Oyster breakwater reefs and coastal protection
By placing artificial substrates along the beach, oysters can grow and form a reef that stops coastal erosion. Such an oyster reef enhances the biodiversity and helps local communities to make their fishery more sustainable.
This is the outcome of a PhD-study by Mohammed Shah Nawaz Chowdhury of Wageningen Marine Research who analysed the impact of these reefs on Bangladesh’s coastal defences.
Self-sustaining oyster population
Chowdhury concluded that, given a certain coastal environment, an oyster reef can develop on artifice substrates. The oyster populations can develop self-sustainingly, contributing to overall coastal protection.He specifically studied the placement of large concrete rings off the coast of the Bengal island of Kutubdia to protect the coastline. These rings have been colonised by oyster populations of the species Saccostrea cucullata.
The development of this population on the concrete rings led to a self-sustaining oyster reef and proved to function effectively as breakwaters: the force of waves between 0.5 and 1 metre high is reduced, while waves lower than 0.5 metre are completely blocked.
Moreover, Chowdhury discovered that the reefs affected the surrounding tidal flat morphology by altering sediment and flow dynamics. Intertidal communities (macroinvertebrates, fish, and salt marshes) benefit from these changes.
In his PhD-thesis Chowdhury concludes that coastal resilience can be enhanced in an eroding coast by applying breakwater oyster reefs. The reefs not only protect the tidal flats against erosion, but also create other habitats like salt marshes, and enhance a large variety of ecologically and economically important species. This can offer additional livelihood for local communities.
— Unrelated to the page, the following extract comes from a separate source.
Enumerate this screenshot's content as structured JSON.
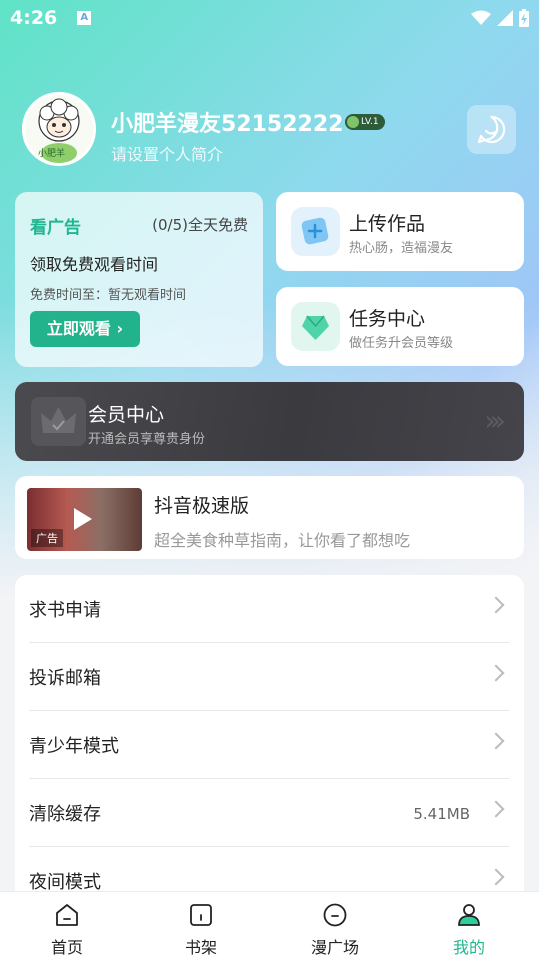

Oyster reefs also bring other ecological and economic advantages. They attract shellfish, fish and crabs, among other species. The reefs form a habitat for these species, where they can feed, find shelter and reproduce. Larger predators, such as catfish and rays, are in turn attracted to these smaller creatures. The oyster reefs not only greatly benefit from biodiversity, they also provide sustainable fisheries for the local population.
Chowdhury deliberately focused on the subtropical coastline of his homeland: 'I believe Bangladesh is more vulnerable to climate change than any other country. Tens of thousands of people are already fleeing because their land has been lost, and this could become millions, as sea levels rise even higher. It’s great that our research is helping to find solutions based on natural processes to protect coastlines like that of Bangladesh.’
Download the PhD thesis titled ‘Ecological engineering with oysters for coastal resilience’ by Mohammed Shah Nawaz Chowdhury on the website of the Wageningen University.